#### Task inputs

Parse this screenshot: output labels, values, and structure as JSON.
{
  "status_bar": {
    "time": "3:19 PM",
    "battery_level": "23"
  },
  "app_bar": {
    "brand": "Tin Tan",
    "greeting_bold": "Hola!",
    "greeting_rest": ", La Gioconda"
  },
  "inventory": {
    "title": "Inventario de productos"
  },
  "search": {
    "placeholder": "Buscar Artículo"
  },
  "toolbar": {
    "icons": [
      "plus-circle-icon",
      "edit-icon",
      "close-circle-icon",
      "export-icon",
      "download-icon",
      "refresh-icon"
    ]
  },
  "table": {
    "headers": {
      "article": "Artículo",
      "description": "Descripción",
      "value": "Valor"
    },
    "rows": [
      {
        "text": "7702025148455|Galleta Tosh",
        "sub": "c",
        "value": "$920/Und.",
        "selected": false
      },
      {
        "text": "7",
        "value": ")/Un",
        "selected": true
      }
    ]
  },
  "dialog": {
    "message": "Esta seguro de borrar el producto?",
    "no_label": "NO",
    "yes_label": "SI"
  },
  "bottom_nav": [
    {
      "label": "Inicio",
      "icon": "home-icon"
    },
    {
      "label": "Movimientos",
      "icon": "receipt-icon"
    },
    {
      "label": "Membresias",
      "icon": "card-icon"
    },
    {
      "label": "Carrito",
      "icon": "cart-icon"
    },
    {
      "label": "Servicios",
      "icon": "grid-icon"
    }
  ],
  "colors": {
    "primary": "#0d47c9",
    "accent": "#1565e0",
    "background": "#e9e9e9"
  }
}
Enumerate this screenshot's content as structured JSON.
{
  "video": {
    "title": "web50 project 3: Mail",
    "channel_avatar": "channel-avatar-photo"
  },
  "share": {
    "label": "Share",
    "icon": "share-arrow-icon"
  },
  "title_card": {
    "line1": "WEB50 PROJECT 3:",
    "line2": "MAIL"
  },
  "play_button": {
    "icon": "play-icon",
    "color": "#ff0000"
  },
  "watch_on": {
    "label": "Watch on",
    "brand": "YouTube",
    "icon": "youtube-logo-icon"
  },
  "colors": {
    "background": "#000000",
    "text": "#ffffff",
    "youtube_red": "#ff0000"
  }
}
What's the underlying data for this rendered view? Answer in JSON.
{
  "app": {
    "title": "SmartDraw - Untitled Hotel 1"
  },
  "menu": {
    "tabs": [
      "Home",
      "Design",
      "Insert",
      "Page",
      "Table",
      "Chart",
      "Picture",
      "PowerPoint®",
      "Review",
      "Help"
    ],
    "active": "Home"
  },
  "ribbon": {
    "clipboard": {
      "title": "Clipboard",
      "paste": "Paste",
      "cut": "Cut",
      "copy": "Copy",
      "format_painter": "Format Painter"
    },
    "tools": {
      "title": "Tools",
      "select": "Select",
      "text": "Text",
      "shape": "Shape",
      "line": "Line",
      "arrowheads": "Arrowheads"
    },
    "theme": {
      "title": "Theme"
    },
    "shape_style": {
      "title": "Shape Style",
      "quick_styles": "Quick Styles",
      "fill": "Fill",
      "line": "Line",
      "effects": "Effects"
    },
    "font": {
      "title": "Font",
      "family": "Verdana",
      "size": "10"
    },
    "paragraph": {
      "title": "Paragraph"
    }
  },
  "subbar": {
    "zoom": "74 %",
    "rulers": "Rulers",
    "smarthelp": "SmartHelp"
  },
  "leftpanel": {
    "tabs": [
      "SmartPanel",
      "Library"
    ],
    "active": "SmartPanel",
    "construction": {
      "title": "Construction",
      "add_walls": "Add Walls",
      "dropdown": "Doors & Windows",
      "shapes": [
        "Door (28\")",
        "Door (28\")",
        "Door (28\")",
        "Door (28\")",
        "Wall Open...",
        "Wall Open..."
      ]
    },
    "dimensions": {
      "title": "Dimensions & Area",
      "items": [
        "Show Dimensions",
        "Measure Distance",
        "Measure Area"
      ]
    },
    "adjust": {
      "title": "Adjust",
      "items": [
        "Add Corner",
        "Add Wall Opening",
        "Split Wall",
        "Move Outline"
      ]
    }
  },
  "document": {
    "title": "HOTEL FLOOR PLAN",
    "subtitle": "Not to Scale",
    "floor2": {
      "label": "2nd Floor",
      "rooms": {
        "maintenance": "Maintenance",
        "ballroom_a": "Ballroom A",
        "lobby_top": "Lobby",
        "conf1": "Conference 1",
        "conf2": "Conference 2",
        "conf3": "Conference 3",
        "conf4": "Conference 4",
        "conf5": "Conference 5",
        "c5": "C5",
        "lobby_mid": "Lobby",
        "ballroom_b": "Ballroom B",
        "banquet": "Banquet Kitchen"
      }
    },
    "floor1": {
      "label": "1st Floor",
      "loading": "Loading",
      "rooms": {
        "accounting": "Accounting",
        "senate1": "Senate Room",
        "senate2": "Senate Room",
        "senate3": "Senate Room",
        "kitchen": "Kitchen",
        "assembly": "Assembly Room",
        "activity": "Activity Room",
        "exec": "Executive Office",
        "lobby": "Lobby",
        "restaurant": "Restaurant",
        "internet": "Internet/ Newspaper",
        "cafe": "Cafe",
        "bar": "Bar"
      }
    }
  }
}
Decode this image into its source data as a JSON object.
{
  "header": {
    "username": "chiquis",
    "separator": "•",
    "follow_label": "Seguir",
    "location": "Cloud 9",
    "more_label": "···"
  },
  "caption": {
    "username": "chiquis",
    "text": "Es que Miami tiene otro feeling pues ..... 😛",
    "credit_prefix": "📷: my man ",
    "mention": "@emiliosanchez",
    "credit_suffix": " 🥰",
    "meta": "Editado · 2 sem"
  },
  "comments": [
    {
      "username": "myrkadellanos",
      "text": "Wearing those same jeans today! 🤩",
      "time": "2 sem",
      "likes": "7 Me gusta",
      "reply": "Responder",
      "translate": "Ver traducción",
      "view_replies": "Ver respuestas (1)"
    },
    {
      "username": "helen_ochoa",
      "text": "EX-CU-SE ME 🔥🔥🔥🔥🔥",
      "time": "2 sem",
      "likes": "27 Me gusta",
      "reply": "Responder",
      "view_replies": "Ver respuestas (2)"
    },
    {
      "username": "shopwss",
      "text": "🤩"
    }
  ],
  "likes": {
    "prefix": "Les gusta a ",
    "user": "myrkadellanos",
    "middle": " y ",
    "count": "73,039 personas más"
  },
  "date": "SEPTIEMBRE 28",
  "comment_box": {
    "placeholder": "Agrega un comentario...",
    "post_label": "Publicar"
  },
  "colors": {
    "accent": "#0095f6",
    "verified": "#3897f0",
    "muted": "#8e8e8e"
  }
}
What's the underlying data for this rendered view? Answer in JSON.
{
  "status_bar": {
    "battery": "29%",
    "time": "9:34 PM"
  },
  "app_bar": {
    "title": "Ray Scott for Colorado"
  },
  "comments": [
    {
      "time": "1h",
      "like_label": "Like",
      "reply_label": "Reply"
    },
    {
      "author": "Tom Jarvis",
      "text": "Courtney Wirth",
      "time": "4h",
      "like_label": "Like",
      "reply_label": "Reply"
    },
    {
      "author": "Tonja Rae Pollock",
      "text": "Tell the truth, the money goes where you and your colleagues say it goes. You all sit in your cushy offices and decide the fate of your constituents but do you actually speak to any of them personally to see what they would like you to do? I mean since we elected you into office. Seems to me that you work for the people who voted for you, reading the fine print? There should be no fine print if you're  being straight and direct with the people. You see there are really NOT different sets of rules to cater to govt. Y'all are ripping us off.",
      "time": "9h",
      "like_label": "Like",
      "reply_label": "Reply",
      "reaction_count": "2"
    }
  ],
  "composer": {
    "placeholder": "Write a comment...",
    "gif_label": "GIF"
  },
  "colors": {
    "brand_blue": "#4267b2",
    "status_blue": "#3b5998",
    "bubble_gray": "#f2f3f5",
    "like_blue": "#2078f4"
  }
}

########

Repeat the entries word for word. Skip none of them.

### Solved exercise
Parse this screenshot: output labels, values, and structure as JSON.
{
  "status_bar": {
    "time": "3:19 PM",
    "battery_level": "23"
  },
  "app_bar": {
    "brand": "Tin Tan",
    "greeting_bold": "Hola!",
    "greeting_rest": ", La Gioconda"
  },
  "inventory": {
    "title": "Inventario de productos"
  },
  "search": {
    "placeholder": "Buscar Artículo"
  },
  "toolbar": {
    "icons": [
      "plus-circle-icon",
      "edit-icon",
      "close-circle-icon",
      "export-icon",
      "download-icon",
      "refresh-icon"
    ]
  },
  "table": {
    "headers": {
      "article": "Artículo",
      "description": "Descripción",
      "value": "Valor"
    },
    "rows": [
      {
        "text": "7702025148455|Galleta Tosh",
        "sub": "c",
        "value": "$920/Und.",
        "selected": false
      },
      {
        "text": "7",
        "value": ")/Un",
        "selected": true
      }
    ]
  },
  "dialog": {
    "message": "Esta seguro de borrar el producto?",
    "no_label": "NO",
    "yes_label": "SI"
  },
  "bottom_nav": [
    {
      "label": "Inicio",
      "icon": "home-icon"
    },
    {
      "label": "Movimientos",
      "icon": "receipt-icon"
    },
    {
      "label": "Membresias",
      "icon": "card-icon"
    },
    {
      "label": "Carrito",
      "icon": "cart-icon"
    },
    {
      "label": "Servicios",
      "icon": "grid-icon"
    }
  ],
  "colors": {
    "primary": "#0d47c9",
    "accent": "#1565e0",
    "background": "#e9e9e9"
  }
}
Enumerate this screenshot's content as structured JSON.
{
  "video": {
    "title": "web50 project 3: Mail",
    "channel_avatar": "channel-avatar-photo"
  },
  "share": {
    "label": "Share",
    "icon": "share-arrow-icon"
  },
  "title_card": {
    "line1": "WEB50 PROJECT 3:",
    "line2": "MAIL"
  },
  "play_button": {
    "icon": "play-icon",
    "color": "#ff0000"
  },
  "watch_on": {
    "label": "Watch on",
    "brand": "YouTube",
    "icon": "youtube-logo-icon"
  },
  "colors": {
    "background": "#000000",
    "text": "#ffffff",
    "youtube_red": "#ff0000"
  }
}
What's the underlying data for this rendered view? Answer in JSON.
{
  "app": {
    "title": "SmartDraw - Untitled Hotel 1"
  },
  "menu": {
    "tabs": [
      "Home",
      "Design",
      "Insert",
      "Page",
      "Table",
      "Chart",
      "Picture",
      "PowerPoint®",
      "Review",
      "Help"
    ],
    "active": "Home"
  },
  "ribbon": {
    "clipboard": {
      "title": "Clipboard",
      "paste": "Paste",
      "cut": "Cut",
      "copy": "Copy",
      "format_painter": "Format Painter"
    },
    "tools": {
      "title": "Tools",
      "select": "Select",
      "text": "Text",
      "shape": "Shape",
      "line": "Line",
      "arrowheads": "Arrowheads"
    },
    "theme": {
      "title": "Theme"
    },
    "shape_style": {
      "title": "Shape Style",
      "quick_styles": "Quick Styles",
      "fill": "Fill",
      "line": "Line",
      "effects": "Effects"
    },
    "font": {
      "title": "Font",
      "family": "Verdana",
      "size": "10"
    },
    "paragraph": {
      "title": "Paragraph"
    }
  },
  "subbar": {
    "zoom": "74 %",
    "rulers": "Rulers",
    "smarthelp": "SmartHelp"
  },
  "leftpanel": {
    "tabs": [
      "SmartPanel",
      "Library"
    ],
    "active": "SmartPanel",
    "construction": {
      "title": "Construction",
      "add_walls": "Add Walls",
      "dropdown": "Doors & Windows",
      "shapes": [
        "Door (28\")",
        "Door (28\")",
        "Door (28\")",
        "Door (28\")",
        "Wall Open...",
        "Wall Open..."
      ]
    },
    "dimensions": {
      "title": "Dimensions & Area",
      "items": [
        "Show Dimensions",
        "Measure Distance",
        "Measure Area"
      ]
    },
    "adjust": {
      "title": "Adjust",
      "items": [
        "Add Corner",
        "Add Wall Opening",
        "Split Wall",
        "Move Outline"
      ]
    }
  },
  "document": {
    "title": "HOTEL FLOOR PLAN",
    "subtitle": "Not to Scale",
    "floor2": {
      "label": "2nd Floor",
      "rooms": {
        "maintenance": "Maintenance",
        "ballroom_a": "Ballroom A",
        "lobby_top": "Lobby",
        "conf1": "Conference 1",
        "conf2": "Conference 2",
        "conf3": "Conference 3",
        "conf4": "Conference 4",
        "conf5": "Conference 5",
        "c5": "C5",
        "lobby_mid": "Lobby",
        "ballroom_b": "Ballroom B",
        "banquet": "Banquet Kitchen"
      }
    },
    "floor1": {
      "label": "1st Floor",
      "loading": "Loading",
      "rooms": {
        "accounting": "Accounting",
        "senate1": "Senate Room",
        "senate2": "Senate Room",
        "senate3": "Senate Room",
        "kitchen": "Kitchen",
        "assembly": "Assembly Room",
        "activity": "Activity Room",
        "exec": "Executive Office",
        "lobby": "Lobby",
        "restaurant": "Restaurant",
        "internet": "Internet/ Newspaper",
        "cafe": "Cafe",
        "bar": "Bar"
      }
    }
  }
}
Decode this image into its source data as a JSON object.
{
  "header": {
    "username": "chiquis",
    "separator": "•",
    "follow_label": "Seguir",
    "location": "Cloud 9",
    "more_label": "···"
  },
  "caption": {
    "username": "chiquis",
    "text": "Es que Miami tiene otro feeling pues ..... 😛",
    "credit_prefix": "📷: my man ",
    "mention": "@emiliosanchez",
    "credit_suffix": " 🥰",
    "meta": "Editado · 2 sem"
  },
  "comments": [
    {
      "username": "myrkadellanos",
      "text": "Wearing those same jeans today! 🤩",
      "time": "2 sem",
      "likes": "7 Me gusta",
      "reply": "Responder",
      "translate": "Ver traducción",
      "view_replies": "Ver respuestas (1)"
    },
    {
      "username": "helen_ochoa",
      "text": "EX-CU-SE ME 🔥🔥🔥🔥🔥",
      "time": "2 sem",
      "likes": "27 Me gusta",
      "reply": "Responder",
      "view_replies": "Ver respuestas (2)"
    },
    {
      "username": "shopwss",
      "text": "🤩"
    }
  ],
  "likes": {
    "prefix": "Les gusta a ",
    "user": "myrkadellanos",
    "middle": " y ",
    "count": "73,039 personas más"
  },
  "date": "SEPTIEMBRE 28",
  "comment_box": {
    "placeholder": "Agrega un comentario...",
    "post_label": "Publicar"
  },
  "colors": {
    "accent": "#0095f6",
    "verified": "#3897f0",
    "muted": "#8e8e8e"
  }
}
What's the underlying data for this rendered view? Answer in JSON.
{
  "status_bar": {
    "battery": "29%",
    "time": "9:34 PM"
  },
  "app_bar": {
    "title": "Ray Scott for Colorado"
  },
  "comments": [
    {
      "time": "1h",
      "like_label": "Like",
      "reply_label": "Reply"
    },
    {
      "author": "Tom Jarvis",
      "text": "Courtney Wirth",
      "time": "4h",
      "like_label": "Like",
      "reply_label": "Reply"
    },
    {
      "author": "Tonja Rae Pollock",
      "text": "Tell the truth, the money goes where you and your colleagues say it goes. You all sit in your cushy offices and decide the fate of your constituents but do you actually speak to any of them personally to see what they would like you to do? I mean since we elected you into office. Seems to me that you work for the people who voted for you, reading the fine print? There should be no fine print if you're  being straight and direct with the people. You see there are really NOT different sets of rules to cater to govt. Y'all are ripping us off.",
      "time": "9h",
      "like_label": "Like",
      "reply_label": "Reply",
      "reaction_count": "2"
    }
  ],
  "composer": {
    "placeholder": "Write a comment...",
    "gif_label": "GIF"
  },
  "colors": {
    "brand_blue": "#4267b2",
    "status_blue": "#3b5998",
    "bubble_gray": "#f2f3f5",
    "like_blue": "#2078f4"
  }
}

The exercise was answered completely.